In effect, the measures introduce a key to validate data, ensuring it has not been tampered with in transit.
Such security measures are already used by web addresses with the national suffixes for Brazil, Bulgaria, the Czech Republic, Puerto Rico and Sweden.
Internet domain registrars Comcast and Go Daddy, which sell web addresses, have already agreed to implement the measures, which other registrars are expected to adopt, the chief executive of Public Interest Registry, Alexa Raad, said.
Ordinary Web surfers will not notice any change when accessing .org websites. Websites ending in .com and .net are expected to adopt the extra DNS security measures by the first quarter of 2011.
Spanish news publishers want government to negotiate with Google.
The Russian space station Mir, launched by the Soviet Union in 1986, operated until 2001 and President Vladimir Putin is now seeking to reform Russia's once-pioneering space industry
Google's action caps a decade of acrimony with news publishers who blame the search giant for revenue and readership declines
Top climate envoy gives broad support for global deal but says country's "special circumstances" must be factored.
Finnish cyber-security expert tells Istanbul audience that people have made gigantic IT companies billions in profits by providing private data for services.
The scientific observation of Pluto, its entourage of moons and other bodies in the solar system's frozen backyard begins Jan. 15
For the first time in more than 40 years, NASA has launched a spaceship designed to carry astronauts far beyond Earth
Benefits of digital revolution outweigh risks, Germany’s Chancellor says
Last month, Prime Minister Ahmet Davutoglu vowed to make climate change a top priority when Turkey hosts next year’s G20 summit
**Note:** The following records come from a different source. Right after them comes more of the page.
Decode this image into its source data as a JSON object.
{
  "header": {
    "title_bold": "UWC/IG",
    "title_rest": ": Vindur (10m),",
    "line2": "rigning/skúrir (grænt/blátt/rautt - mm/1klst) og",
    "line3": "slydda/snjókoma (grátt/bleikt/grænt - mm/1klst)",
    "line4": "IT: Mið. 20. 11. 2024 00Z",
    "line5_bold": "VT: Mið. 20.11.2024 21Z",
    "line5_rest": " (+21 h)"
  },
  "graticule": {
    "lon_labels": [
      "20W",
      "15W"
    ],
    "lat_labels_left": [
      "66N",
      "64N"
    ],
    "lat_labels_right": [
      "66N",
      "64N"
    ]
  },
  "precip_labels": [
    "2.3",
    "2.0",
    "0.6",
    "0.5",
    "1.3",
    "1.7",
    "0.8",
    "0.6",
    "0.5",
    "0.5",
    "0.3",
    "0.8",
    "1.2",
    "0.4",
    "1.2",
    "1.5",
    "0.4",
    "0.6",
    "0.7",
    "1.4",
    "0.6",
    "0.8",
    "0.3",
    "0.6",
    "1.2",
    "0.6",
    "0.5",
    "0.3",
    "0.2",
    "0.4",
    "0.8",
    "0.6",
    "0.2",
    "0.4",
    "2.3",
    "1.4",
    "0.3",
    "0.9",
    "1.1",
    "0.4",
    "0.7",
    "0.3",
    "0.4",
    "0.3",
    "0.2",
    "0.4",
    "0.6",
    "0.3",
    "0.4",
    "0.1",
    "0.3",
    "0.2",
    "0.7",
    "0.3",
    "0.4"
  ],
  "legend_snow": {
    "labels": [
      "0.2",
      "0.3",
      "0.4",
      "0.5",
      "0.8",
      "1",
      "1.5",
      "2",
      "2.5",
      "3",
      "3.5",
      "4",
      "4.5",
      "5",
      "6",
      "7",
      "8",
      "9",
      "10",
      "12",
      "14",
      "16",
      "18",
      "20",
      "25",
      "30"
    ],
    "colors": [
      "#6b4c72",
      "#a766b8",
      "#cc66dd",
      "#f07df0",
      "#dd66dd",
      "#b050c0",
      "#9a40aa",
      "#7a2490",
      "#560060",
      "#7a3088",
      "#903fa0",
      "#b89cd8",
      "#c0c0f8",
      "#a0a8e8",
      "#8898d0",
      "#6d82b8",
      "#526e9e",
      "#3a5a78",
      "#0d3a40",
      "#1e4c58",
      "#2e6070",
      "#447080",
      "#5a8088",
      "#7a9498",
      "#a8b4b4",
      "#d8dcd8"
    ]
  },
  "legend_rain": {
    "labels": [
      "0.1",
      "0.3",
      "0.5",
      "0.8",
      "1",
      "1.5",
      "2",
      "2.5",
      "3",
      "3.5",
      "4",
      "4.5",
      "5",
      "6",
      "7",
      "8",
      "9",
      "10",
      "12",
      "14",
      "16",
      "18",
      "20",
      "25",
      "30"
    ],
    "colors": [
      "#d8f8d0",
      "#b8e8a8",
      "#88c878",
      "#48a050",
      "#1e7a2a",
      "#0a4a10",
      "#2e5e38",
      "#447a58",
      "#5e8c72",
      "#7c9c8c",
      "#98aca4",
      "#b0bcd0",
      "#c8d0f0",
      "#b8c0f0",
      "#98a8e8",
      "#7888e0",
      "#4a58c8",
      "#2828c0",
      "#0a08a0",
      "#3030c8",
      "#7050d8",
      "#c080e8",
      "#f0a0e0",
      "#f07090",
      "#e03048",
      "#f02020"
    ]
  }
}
The emails of Apple’s late CEO is being used as evidence in antitrust claim.
The report said the malware overrides data on hard drives of computers and can make them inoperable and shut down networks.
Among those hit were the London newspapers Daily Telegraph, Independent and Evening Standard, which reported that other news organisations had also been targeted.
The European Union's privacy watchdogs agreed on a set of guidelines to help them implement a ruling from Europe's supreme court that gives people the right to ask search engines to remove personal information
Iraq bars private companies from owning fixed networks transiting domestic data and anything they build is usually seized by the government.
The new crew faces a busy six months in orbit, including a trio of spacewalks to prepare the station for a new fleet of U.S. commercial space taxis